§ **The problem**:
Please return every line of the material verbatim and skip any images.

§ **Dataset records**:
···

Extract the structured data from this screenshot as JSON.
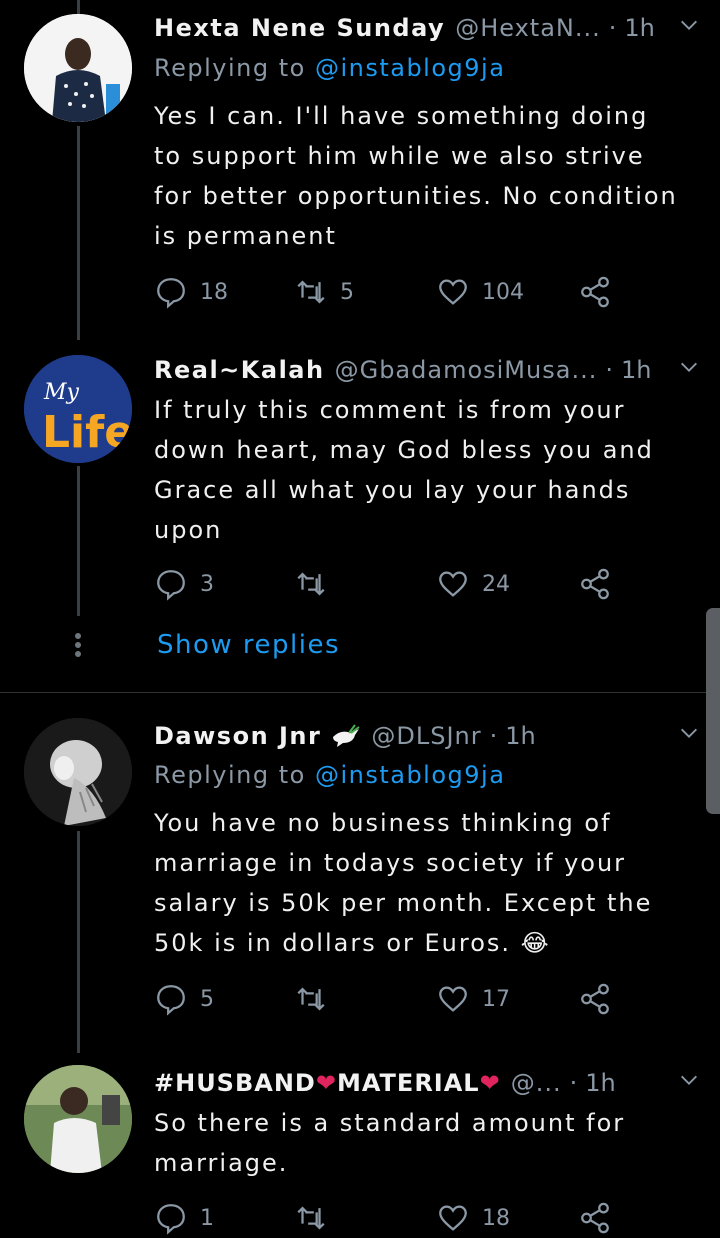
{
  "tweets": [
    {
      "name": "Hexta Nene Sunday",
      "handle": "@HextaN...",
      "time": "1h",
      "replying_prefix": "Replying to ",
      "replying_to": "@instablog9ja",
      "text": "Yes I can. I'll have something doing to support him while we also strive for better opportunities. No condition is permanent",
      "replies": "18",
      "retweets": "5",
      "likes": "104"
    },
    {
      "name": "Real~Kalah",
      "handle": "@GbadamosiMusa...",
      "time": "1h",
      "text": "If truly this comment is from your down heart, may God bless you and Grace all what you lay your hands upon",
      "replies": "3",
      "retweets": "",
      "likes": "24",
      "avatar_text_top": "My",
      "avatar_text_bottom": "Life",
      "show_replies": "Show replies"
    },
    {
      "name": "Dawson Jnr",
      "handle": "@DLSJnr",
      "time": "1h",
      "replying_prefix": "Replying to ",
      "replying_to": "@instablog9ja",
      "text": "You have no business thinking of marriage in todays society if your salary is 50k per month. Except the 50k is in dollars or Euros. 😂",
      "replies": "5",
      "retweets": "",
      "likes": "17"
    },
    {
      "name_part1": "#HUSBAND",
      "name_part2": "MATERIAL",
      "heart": "❤",
      "handle": "@...",
      "time": "1h",
      "text": "So there is a standard amount for marriage.",
      "replies": "1",
      "retweets": "",
      "likes": "18"
    }
  ],
  "separator_dot": "·",
  "colors": {
    "accent": "#1d9bf0",
    "muted": "#8b98a5",
    "background": "#000000"
  }
}
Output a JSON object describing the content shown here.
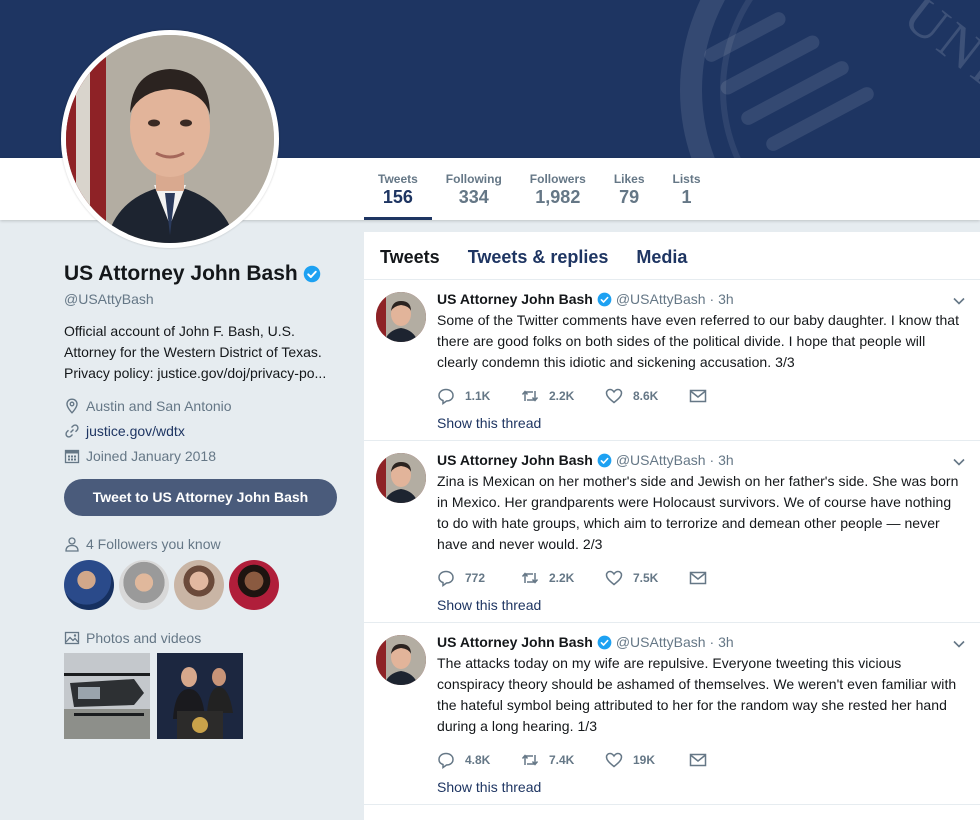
{
  "banner": {
    "text": "UNI"
  },
  "nav": {
    "stats": [
      {
        "label": "Tweets",
        "value": "156"
      },
      {
        "label": "Following",
        "value": "334"
      },
      {
        "label": "Followers",
        "value": "1,982"
      },
      {
        "label": "Likes",
        "value": "79"
      },
      {
        "label": "Lists",
        "value": "1"
      }
    ]
  },
  "profile": {
    "name": "US Attorney John Bash",
    "handle": "@USAttyBash",
    "bio": "Official account of John F. Bash, U.S. Attorney for the Western District of Texas. Privacy policy: justice.gov/doj/privacy-po...",
    "location": "Austin and San Antonio",
    "website": "justice.gov/wdtx",
    "joined": "Joined January 2018",
    "tweet_to_button": "Tweet to US Attorney John Bash",
    "followers_you_know": "4 Followers you know",
    "photos_videos": "Photos and videos"
  },
  "timeline": {
    "tabs": [
      "Tweets",
      "Tweets & replies",
      "Media"
    ],
    "tweets": [
      {
        "name": "US Attorney John Bash",
        "handle": "@USAttyBash",
        "time": "· 3h",
        "text": "Some of the Twitter comments have even referred to our baby daughter. I know that there are good folks on both sides of the political divide. I hope that people will clearly condemn this idiotic and sickening accusation. 3/3",
        "replies": "1.1K",
        "retweets": "2.2K",
        "likes": "8.6K",
        "show_thread": "Show this thread"
      },
      {
        "name": "US Attorney John Bash",
        "handle": "@USAttyBash",
        "time": "· 3h",
        "text": "Zina is Mexican on her mother's side and Jewish on her father's side. She was born in Mexico. Her grandparents were Holocaust survivors. We of course have nothing to do with hate groups, which aim to terrorize and demean other people — never have and never would. 2/3",
        "replies": "772",
        "retweets": "2.2K",
        "likes": "7.5K",
        "show_thread": "Show this thread"
      },
      {
        "name": "US Attorney John Bash",
        "handle": "@USAttyBash",
        "time": "· 3h",
        "text": "The attacks today on my wife are repulsive. Everyone tweeting this vicious conspiracy theory should be ashamed of themselves. We weren't even familiar with the hateful symbol being attributed to her for the random way she rested her hand during a long hearing. 1/3",
        "replies": "4.8K",
        "retweets": "7.4K",
        "likes": "19K",
        "show_thread": "Show this thread"
      }
    ]
  },
  "colors": {
    "brand": "#1e3562",
    "verified": "#1da1f2",
    "muted": "#657786",
    "background": "#e6ecf0"
  }
}
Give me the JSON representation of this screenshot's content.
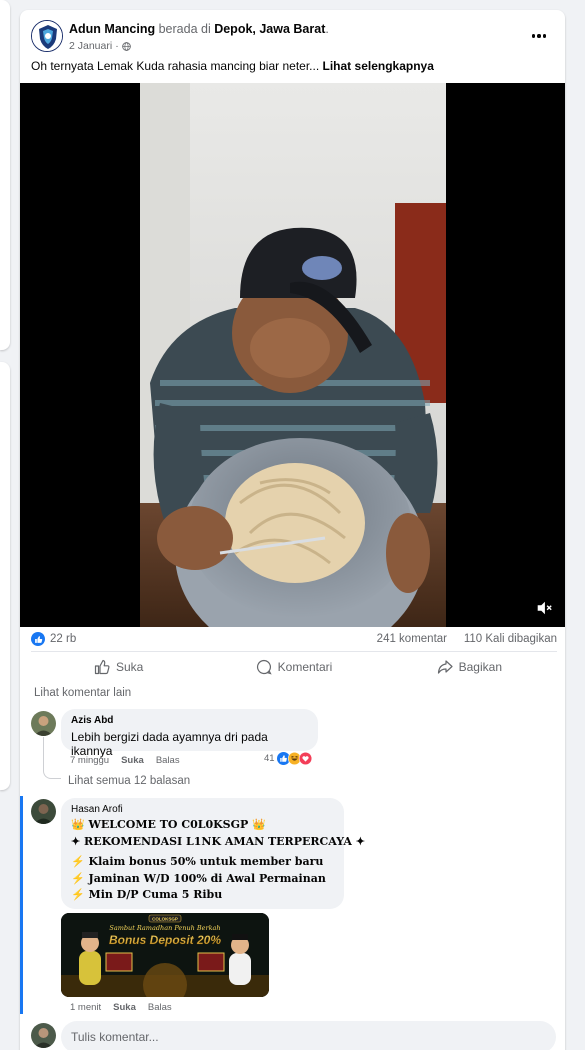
{
  "post": {
    "author": "Adun Mancing",
    "at_text": "berada di",
    "location": "Depok, Jawa Barat",
    "location_suffix": ".",
    "date": "2 Januari",
    "privacy_icon": "globe-icon",
    "caption_text": "Oh ternyata Lemak Kuda rahasia mancing biar neter...",
    "caption_more": "Lihat selengkapnya"
  },
  "video": {
    "muted_icon": "volume-muted-icon"
  },
  "stats": {
    "reactions": "22 rb",
    "comments": "241 komentar",
    "shares": "110 Kali dibagikan"
  },
  "actions": {
    "like": "Suka",
    "comment": "Komentari",
    "share": "Bagikan"
  },
  "comments_section": {
    "view_more": "Lihat komentar lain",
    "comments": [
      {
        "name": "Azis Abd",
        "text": "Lebih bergizi dada ayamnya dri pada ikannya",
        "time": "7 minggu",
        "like": "Suka",
        "reply": "Balas",
        "reaction_count": "41",
        "view_replies": "Lihat semua 12 balasan"
      },
      {
        "name": "Hasan Arofi",
        "lines": [
          "👑 WELCOME TO C0L0KSGP 👑",
          "✦ REKOMENDASI L1NK AMAN TERPERCAYA ✦",
          "⚡ Klaim bonus 50% untuk member baru",
          "⚡ Jaminan W/D 100% di Awal Permainan",
          "⚡ Min D/P Cuma 5 Ribu"
        ],
        "image_brand": "COLOKSGP",
        "image_title": "Bonus Deposit 20%",
        "image_subtitle": "Sambut Ramadhan Penuh Berkah",
        "time": "1 menit",
        "like": "Suka",
        "reply": "Balas"
      }
    ],
    "write_placeholder": "Tulis komentar..."
  },
  "colors": {
    "accent": "#1877f2",
    "text_secondary": "#65676b",
    "bubble": "#f0f2f5"
  }
}
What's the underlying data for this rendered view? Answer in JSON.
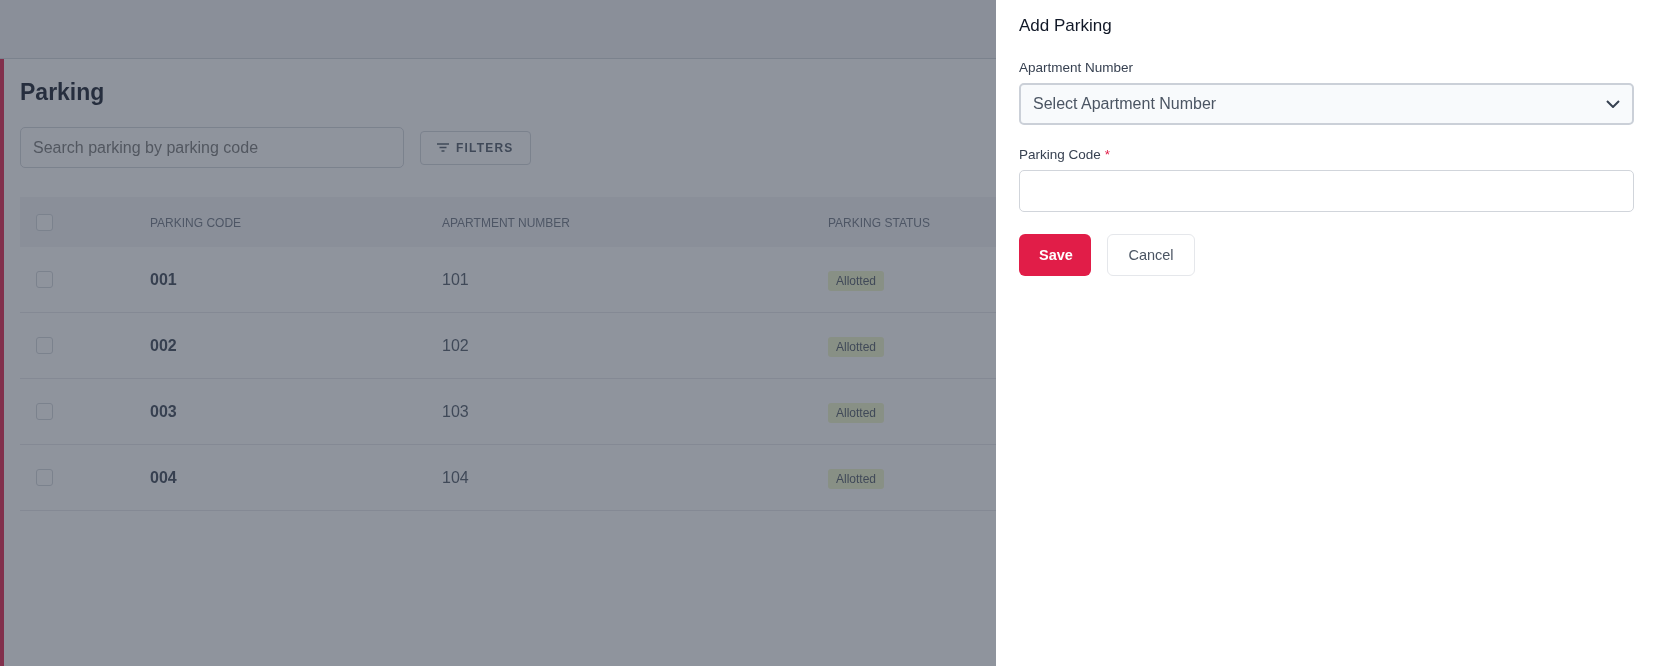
{
  "page": {
    "title": "Parking",
    "search": {
      "placeholder": "Search parking by parking code"
    },
    "filters_button": "FILTERS",
    "table": {
      "select_all": {
        "checked": false
      },
      "columns": [
        "PARKING CODE",
        "APARTMENT NUMBER",
        "PARKING STATUS"
      ],
      "rows": [
        {
          "checked": false,
          "parking_code": "001",
          "apartment_number": "101",
          "status": "Allotted"
        },
        {
          "checked": false,
          "parking_code": "002",
          "apartment_number": "102",
          "status": "Allotted"
        },
        {
          "checked": false,
          "parking_code": "003",
          "apartment_number": "103",
          "status": "Allotted"
        },
        {
          "checked": false,
          "parking_code": "004",
          "apartment_number": "104",
          "status": "Allotted"
        }
      ]
    }
  },
  "drawer": {
    "title": "Add Parking",
    "fields": [
      {
        "kind": "select",
        "label": "Apartment Number",
        "placeholder": "Select Apartment Number"
      },
      {
        "kind": "text",
        "label": "Parking Code",
        "required_mark": "*"
      }
    ],
    "buttons": [
      {
        "kind": "primary",
        "label": "Save"
      },
      {
        "kind": "secondary",
        "label": "Cancel"
      }
    ]
  }
}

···

§ **Exercise response**:
Extract the structured data from this screenshot as JSON.
{
  "tweets": [
    {
      "name": "Hexta Nene Sunday",
      "handle": "@HextaN...",
      "time": "1h",
      "replying_prefix": "Replying to ",
      "replying_to": "@instablog9ja",
      "text": "Yes I can. I'll have something doing to support him while we also strive for better opportunities. No condition is permanent",
      "replies": "18",
      "retweets": "5",
      "likes": "104"
    },
    {
      "name": "Real~Kalah",
      "handle": "@GbadamosiMusa...",
      "time": "1h",
      "text": "If truly this comment is from your down heart, may God bless you and Grace all what you lay your hands upon",
      "replies": "3",
      "retweets": "",
      "likes": "24",
      "avatar_text_top": "My",
      "avatar_text_bottom": "Life",
      "show_replies": "Show replies"
    },
    {
      "name": "Dawson Jnr",
      "handle": "@DLSJnr",
      "time": "1h",
      "replying_prefix": "Replying to ",
      "replying_to": "@instablog9ja",
      "text": "You have no business thinking of marriage in todays society if your salary is 50k per month. Except the 50k is in dollars or Euros. 😂",
      "replies": "5",
      "retweets": "",
      "likes": "17"
    },
    {
      "name_part1": "#HUSBAND",
      "name_part2": "MATERIAL",
      "heart": "❤",
      "handle": "@...",
      "time": "1h",
      "text": "So there is a standard amount for marriage.",
      "replies": "1",
      "retweets": "",
      "likes": "18"
    }
  ],
  "separator_dot": "·",
  "colors": {
    "accent": "#1d9bf0",
    "muted": "#8b98a5",
    "background": "#000000"
  }
}
Output a JSON object describing the content shown here.
{
  "banner": {
    "text": "UNI"
  },
  "nav": {
    "stats": [
      {
        "label": "Tweets",
        "value": "156"
      },
      {
        "label": "Following",
        "value": "334"
      },
      {
        "label": "Followers",
        "value": "1,982"
      },
      {
        "label": "Likes",
        "value": "79"
      },
      {
        "label": "Lists",
        "value": "1"
      }
    ]
  },
  "profile": {
    "name": "US Attorney John Bash",
    "handle": "@USAttyBash",
    "bio": "Official account of John F. Bash, U.S. Attorney for the Western District of Texas. Privacy policy: justice.gov/doj/privacy-po...",
    "location": "Austin and San Antonio",
    "website": "justice.gov/wdtx",
    "joined": "Joined January 2018",
    "tweet_to_button": "Tweet to US Attorney John Bash",
    "followers_you_know": "4 Followers you know",
    "photos_videos": "Photos and videos"
  },
  "timeline": {
    "tabs": [
      "Tweets",
      "Tweets & replies",
      "Media"
    ],
    "tweets": [
      {
        "name": "US Attorney John Bash",
        "handle": "@USAttyBash",
        "time": "· 3h",
        "text": "Some of the Twitter comments have even referred to our baby daughter. I know that there are good folks on both sides of the political divide. I hope that people will clearly condemn this idiotic and sickening accusation. 3/3",
        "replies": "1.1K",
        "retweets": "2.2K",
        "likes": "8.6K",
        "show_thread": "Show this thread"
      },
      {
        "name": "US Attorney John Bash",
        "handle": "@USAttyBash",
        "time": "· 3h",
        "text": "Zina is Mexican on her mother's side and Jewish on her father's side. She was born in Mexico. Her grandparents were Holocaust survivors. We of course have nothing to do with hate groups, which aim to terrorize and demean other people — never have and never would. 2/3",
        "replies": "772",
        "retweets": "2.2K",
        "likes": "7.5K",
        "show_thread": "Show this thread"
      },
      {
        "name": "US Attorney John Bash",
        "handle": "@USAttyBash",
        "time": "· 3h",
        "text": "The attacks today on my wife are repulsive. Everyone tweeting this vicious conspiracy theory should be ashamed of themselves. We weren't even familiar with the hateful symbol being attributed to her for the random way she rested her hand during a long hearing. 1/3",
        "replies": "4.8K",
        "retweets": "7.4K",
        "likes": "19K",
        "show_thread": "Show this thread"
      }
    ]
  },
  "colors": {
    "brand": "#1e3562",
    "verified": "#1da1f2",
    "muted": "#657786",
    "background": "#e6ecf0"
  }
}
Give me the JSON representation of this screenshot's content.
{
  "post": {
    "author": "Adun Mancing",
    "at_text": "berada di",
    "location": "Depok, Jawa Barat",
    "location_suffix": ".",
    "date": "2 Januari",
    "privacy_icon": "globe-icon",
    "caption_text": "Oh ternyata Lemak Kuda rahasia mancing biar neter...",
    "caption_more": "Lihat selengkapnya"
  },
  "video": {
    "muted_icon": "volume-muted-icon"
  },
  "stats": {
    "reactions": "22 rb",
    "comments": "241 komentar",
    "shares": "110 Kali dibagikan"
  },
  "actions": {
    "like": "Suka",
    "comment": "Komentari",
    "share": "Bagikan"
  },
  "comments_section": {
    "view_more": "Lihat komentar lain",
    "comments": [
      {
        "name": "Azis Abd",
        "text": "Lebih bergizi dada ayamnya dri pada ikannya",
        "time": "7 minggu",
        "like": "Suka",
        "reply": "Balas",
        "reaction_count": "41",
        "view_replies": "Lihat semua 12 balasan"
      },
      {
        "name": "Hasan Arofi",
        "lines": [
          "👑 WELCOME TO C0L0KSGP 👑",
          "✦ REKOMENDASI L1NK AMAN TERPERCAYA ✦",
          "⚡ Klaim bonus 50% untuk member baru",
          "⚡ Jaminan W/D 100% di Awal Permainan",
          "⚡ Min D/P Cuma 5 Ribu"
        ],
        "image_brand": "COLOKSGP",
        "image_title": "Bonus Deposit 20%",
        "image_subtitle": "Sambut Ramadhan Penuh Berkah",
        "time": "1 menit",
        "like": "Suka",
        "reply": "Balas"
      }
    ],
    "write_placeholder": "Tulis komentar..."
  },
  "colors": {
    "accent": "#1877f2",
    "text_secondary": "#65676b",
    "bubble": "#f0f2f5"
  }
}
What's the underlying data for this rendered view? Answer in JSON.
{
  "page": {
    "title": "Parking",
    "search": {
      "placeholder": "Search parking by parking code"
    },
    "filters_button": "FILTERS",
    "table": {
      "select_all": {
        "checked": false
      },
      "columns": [
        "PARKING CODE",
        "APARTMENT NUMBER",
        "PARKING STATUS"
      ],
      "rows": [
        {
          "checked": false,
          "parking_code": "001",
          "apartment_number": "101",
          "status": "Allotted"
        },
        {
          "checked": false,
          "parking_code": "002",
          "apartment_number": "102",
          "status": "Allotted"
        },
        {
          "checked": false,
          "parking_code": "003",
          "apartment_number": "103",
          "status": "Allotted"
        },
        {
          "checked": false,
          "parking_code": "004",
          "apartment_number": "104",
          "status": "Allotted"
        }
      ]
    }
  },
  "drawer": {
    "title": "Add Parking",
    "fields": [
      {
        "kind": "select",
        "label": "Apartment Number",
        "placeholder": "Select Apartment Number"
      },
      {
        "kind": "text",
        "label": "Parking Code",
        "required_mark": "*"
      }
    ],
    "buttons": [
      {
        "kind": "primary",
        "label": "Save"
      },
      {
        "kind": "secondary",
        "label": "Cancel"
      }
    ]
  }
}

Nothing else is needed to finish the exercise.